6. Online and telephone support is available now to answer your questions on eligibility, level of subsidies etc.
See the website ncs.gov.ie for a guide and extensive list of Parents’ FAQs. You can also phone the Parent Support Centre on 01 906 8530, Monday-Friday, 9am-5pm, for further information. This helpline, operated by Pobal, has been running since June 24th, and had received almost 600 calls by August 9th, according to a spokeswoman. The majority were in relation to how and when to apply for the NCS. The opening hours for the support centre will be extended in October to deal with the expected increase in inquiries.
Local and County Childcare Committees are also all available to provide support and advice. See myccc.ie
7. Your provider has to register your approved application.
When parents complete their NCS application they will be given a unique CHICK code to give to their provider, who will enter it, along with the child’s name and date of birth, to register you under the scheme. The number of hours subsidised will be determined by what you need but also what your childcare centre can provide you.
After your provider has registered the hours you will receive a notification asking you to confirm the details are correct. Once that is done the subsidy will go to the provider on your behalf.
8. There is no guarantee your subsidy won’t be at least partly absorbed by a fee rise.

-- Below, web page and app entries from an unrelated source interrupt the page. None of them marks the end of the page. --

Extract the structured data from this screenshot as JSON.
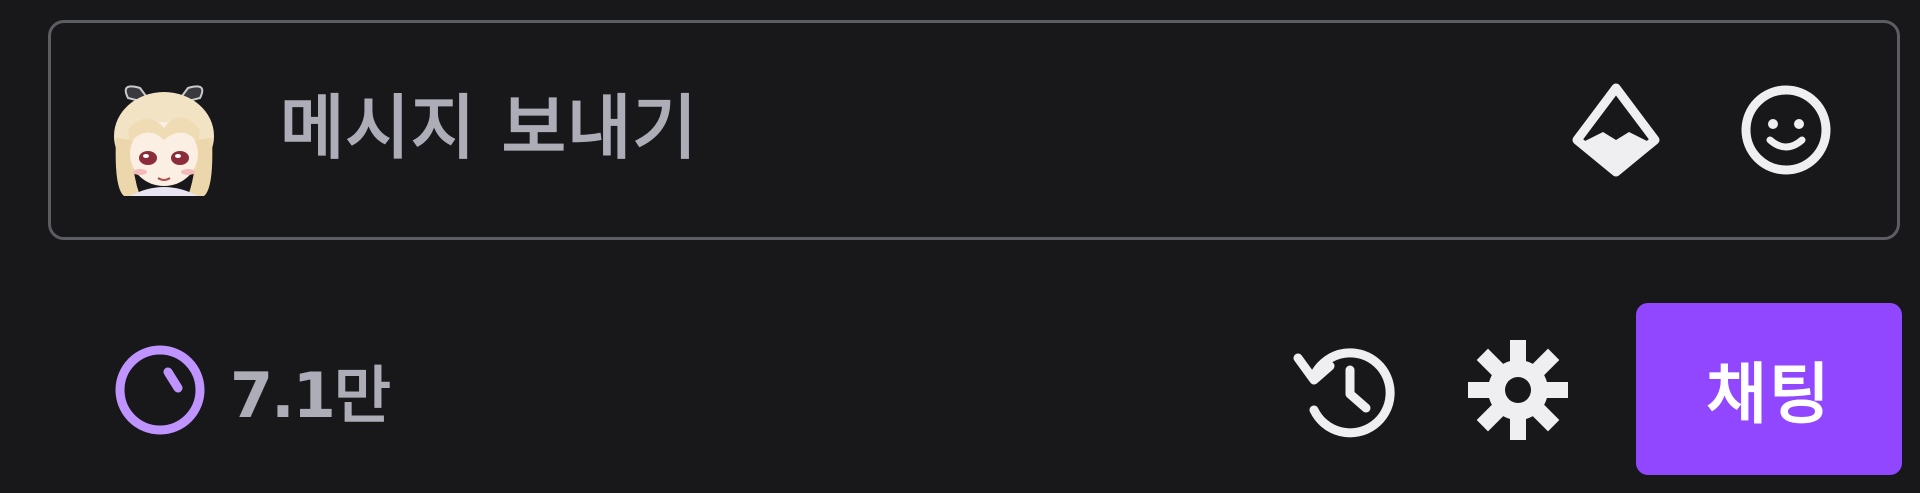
{
  "input": {
    "placeholder": "메시지 보내기"
  },
  "icons": {
    "avatar": "user-avatar-emote",
    "bits": "bits-diamond-icon",
    "emote": "smiley-face-icon",
    "points": "channel-points-icon",
    "history": "history-icon",
    "settings": "gear-icon"
  },
  "points": {
    "label": "7.1만"
  },
  "actions": {
    "chat_label": "채팅"
  },
  "colors": {
    "background": "#18181b",
    "accent": "#9147ff",
    "points": "#bf94ff",
    "muted_text": "#adadb8",
    "icon": "#efeff1"
  }
}
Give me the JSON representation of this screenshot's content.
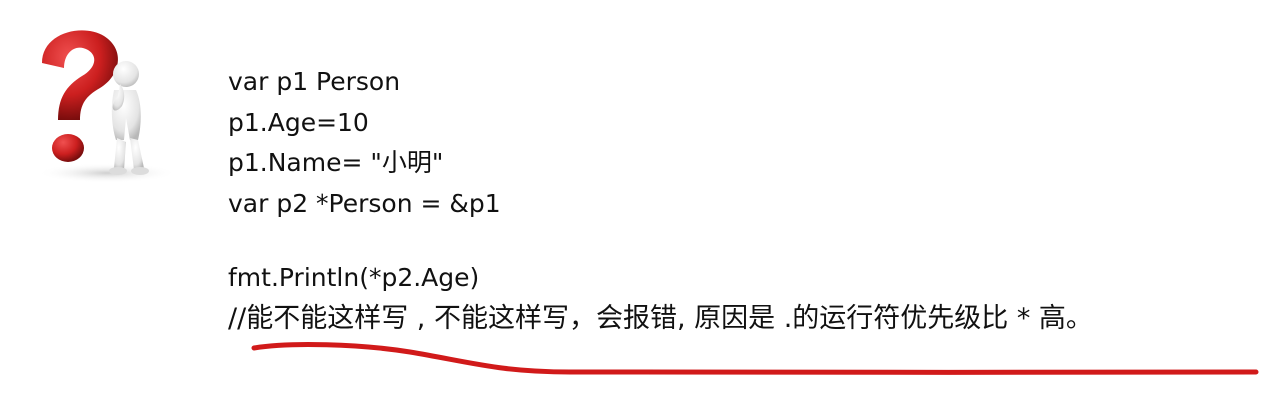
{
  "code": {
    "lines": [
      "var p1 Person",
      "p1.Age=10",
      "p1.Name= \"小明\"",
      "var p2 *Person = &p1",
      "",
      "fmt.Println(*p2.Age)"
    ],
    "comment": "//能不能这样写 , 不能这样写，会报错, 原因是 .的运行符优先级比 * 高。"
  },
  "icons": {
    "illustration": "question-mark-thinker-icon"
  },
  "colors": {
    "question_mark": "#cc1f1f",
    "figure": "#e8e8e8",
    "underline": "#d11a1a",
    "text": "#111111"
  }
}
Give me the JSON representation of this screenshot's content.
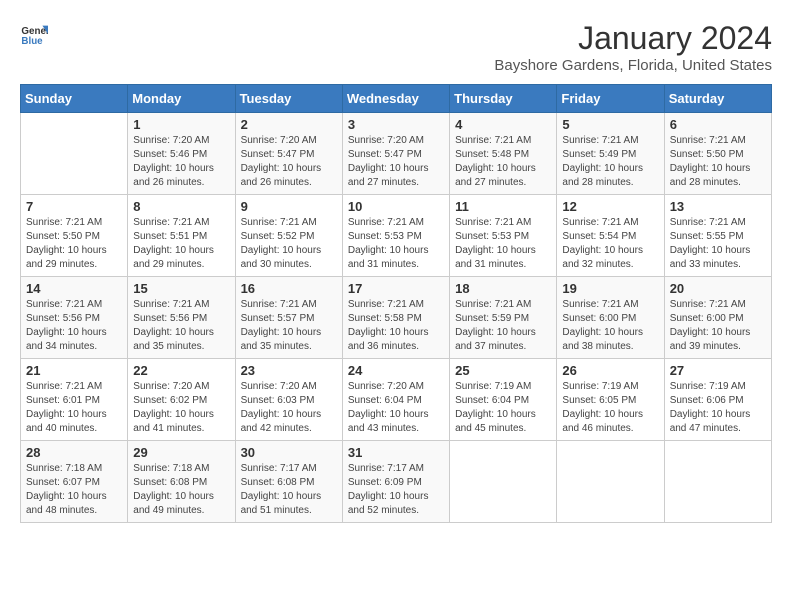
{
  "header": {
    "logo_general": "General",
    "logo_blue": "Blue",
    "month": "January 2024",
    "location": "Bayshore Gardens, Florida, United States"
  },
  "weekdays": [
    "Sunday",
    "Monday",
    "Tuesday",
    "Wednesday",
    "Thursday",
    "Friday",
    "Saturday"
  ],
  "weeks": [
    [
      {
        "day": "",
        "info": ""
      },
      {
        "day": "1",
        "info": "Sunrise: 7:20 AM\nSunset: 5:46 PM\nDaylight: 10 hours\nand 26 minutes."
      },
      {
        "day": "2",
        "info": "Sunrise: 7:20 AM\nSunset: 5:47 PM\nDaylight: 10 hours\nand 26 minutes."
      },
      {
        "day": "3",
        "info": "Sunrise: 7:20 AM\nSunset: 5:47 PM\nDaylight: 10 hours\nand 27 minutes."
      },
      {
        "day": "4",
        "info": "Sunrise: 7:21 AM\nSunset: 5:48 PM\nDaylight: 10 hours\nand 27 minutes."
      },
      {
        "day": "5",
        "info": "Sunrise: 7:21 AM\nSunset: 5:49 PM\nDaylight: 10 hours\nand 28 minutes."
      },
      {
        "day": "6",
        "info": "Sunrise: 7:21 AM\nSunset: 5:50 PM\nDaylight: 10 hours\nand 28 minutes."
      }
    ],
    [
      {
        "day": "7",
        "info": "Sunrise: 7:21 AM\nSunset: 5:50 PM\nDaylight: 10 hours\nand 29 minutes."
      },
      {
        "day": "8",
        "info": "Sunrise: 7:21 AM\nSunset: 5:51 PM\nDaylight: 10 hours\nand 29 minutes."
      },
      {
        "day": "9",
        "info": "Sunrise: 7:21 AM\nSunset: 5:52 PM\nDaylight: 10 hours\nand 30 minutes."
      },
      {
        "day": "10",
        "info": "Sunrise: 7:21 AM\nSunset: 5:53 PM\nDaylight: 10 hours\nand 31 minutes."
      },
      {
        "day": "11",
        "info": "Sunrise: 7:21 AM\nSunset: 5:53 PM\nDaylight: 10 hours\nand 31 minutes."
      },
      {
        "day": "12",
        "info": "Sunrise: 7:21 AM\nSunset: 5:54 PM\nDaylight: 10 hours\nand 32 minutes."
      },
      {
        "day": "13",
        "info": "Sunrise: 7:21 AM\nSunset: 5:55 PM\nDaylight: 10 hours\nand 33 minutes."
      }
    ],
    [
      {
        "day": "14",
        "info": "Sunrise: 7:21 AM\nSunset: 5:56 PM\nDaylight: 10 hours\nand 34 minutes."
      },
      {
        "day": "15",
        "info": "Sunrise: 7:21 AM\nSunset: 5:56 PM\nDaylight: 10 hours\nand 35 minutes."
      },
      {
        "day": "16",
        "info": "Sunrise: 7:21 AM\nSunset: 5:57 PM\nDaylight: 10 hours\nand 35 minutes."
      },
      {
        "day": "17",
        "info": "Sunrise: 7:21 AM\nSunset: 5:58 PM\nDaylight: 10 hours\nand 36 minutes."
      },
      {
        "day": "18",
        "info": "Sunrise: 7:21 AM\nSunset: 5:59 PM\nDaylight: 10 hours\nand 37 minutes."
      },
      {
        "day": "19",
        "info": "Sunrise: 7:21 AM\nSunset: 6:00 PM\nDaylight: 10 hours\nand 38 minutes."
      },
      {
        "day": "20",
        "info": "Sunrise: 7:21 AM\nSunset: 6:00 PM\nDaylight: 10 hours\nand 39 minutes."
      }
    ],
    [
      {
        "day": "21",
        "info": "Sunrise: 7:21 AM\nSunset: 6:01 PM\nDaylight: 10 hours\nand 40 minutes."
      },
      {
        "day": "22",
        "info": "Sunrise: 7:20 AM\nSunset: 6:02 PM\nDaylight: 10 hours\nand 41 minutes."
      },
      {
        "day": "23",
        "info": "Sunrise: 7:20 AM\nSunset: 6:03 PM\nDaylight: 10 hours\nand 42 minutes."
      },
      {
        "day": "24",
        "info": "Sunrise: 7:20 AM\nSunset: 6:04 PM\nDaylight: 10 hours\nand 43 minutes."
      },
      {
        "day": "25",
        "info": "Sunrise: 7:19 AM\nSunset: 6:04 PM\nDaylight: 10 hours\nand 45 minutes."
      },
      {
        "day": "26",
        "info": "Sunrise: 7:19 AM\nSunset: 6:05 PM\nDaylight: 10 hours\nand 46 minutes."
      },
      {
        "day": "27",
        "info": "Sunrise: 7:19 AM\nSunset: 6:06 PM\nDaylight: 10 hours\nand 47 minutes."
      }
    ],
    [
      {
        "day": "28",
        "info": "Sunrise: 7:18 AM\nSunset: 6:07 PM\nDaylight: 10 hours\nand 48 minutes."
      },
      {
        "day": "29",
        "info": "Sunrise: 7:18 AM\nSunset: 6:08 PM\nDaylight: 10 hours\nand 49 minutes."
      },
      {
        "day": "30",
        "info": "Sunrise: 7:17 AM\nSunset: 6:08 PM\nDaylight: 10 hours\nand 51 minutes."
      },
      {
        "day": "31",
        "info": "Sunrise: 7:17 AM\nSunset: 6:09 PM\nDaylight: 10 hours\nand 52 minutes."
      },
      {
        "day": "",
        "info": ""
      },
      {
        "day": "",
        "info": ""
      },
      {
        "day": "",
        "info": ""
      }
    ]
  ]
}
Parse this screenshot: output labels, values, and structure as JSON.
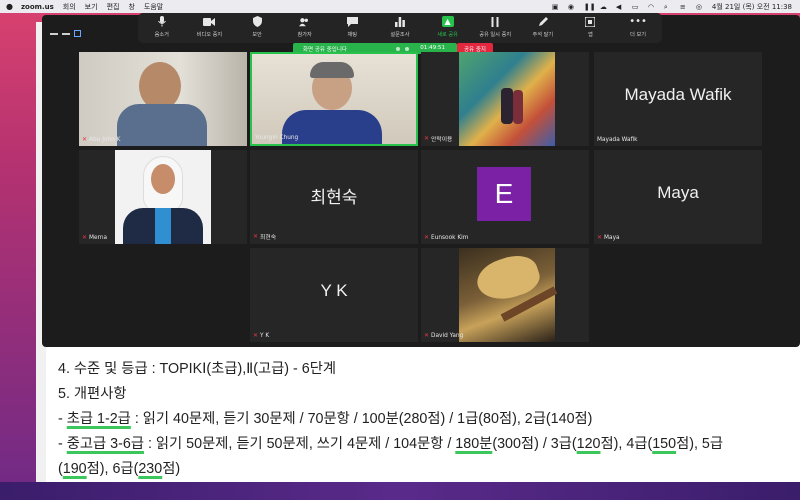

The DCYA acknowledges that childcare services “operate within a market model” and that charges are set individually. However, the department does track prices and reports that data indicates “fees have risen by approximately 8 per cent over a six-year period”.
It will also be appointing an expert group to lead the development of a new childcare funding model. “A key priority for the expert group will be to make recommendations for a mechanism to control fee rates for different types of provision for Early Learning and Care and School Age Childcare,” it says, although adding that this is expected to take a number of years to complete.
If providers are going to put up their fees, September, being the start of the academic year, is the time they are likely to do it, says Frances Byrne, director of advocacy and policy with Early Childhood Ireland. It advises creche owners to be transparent with parents by giving plenty of notice about any fee rise and to explain why it is necessary. And parents should not be afraid to ask providers about it.
9. Investment in childcare is still way behind recommended levels
Although some working parents should get increased subsidies from November, the NCS “can’t be seen as the be all and end all” to investment in childcare, as Byrne puts it. Essentially, the State is still only investing about 0.2 per cent of GDP into the area, when Unicef recommends 1 per cent. The historic lack of investment has resulted not only in high costs to parents but also low pay for staff.
While Zappone describes the NCS as “the first ever statutory entitlement to financial support for childcare”, critics would argue that the giving of something to everyone (for a particular kind of childcare) leaves less for those who need it most. But at least there is now a more solid structure through which to channel increased State funding – if the political will is there.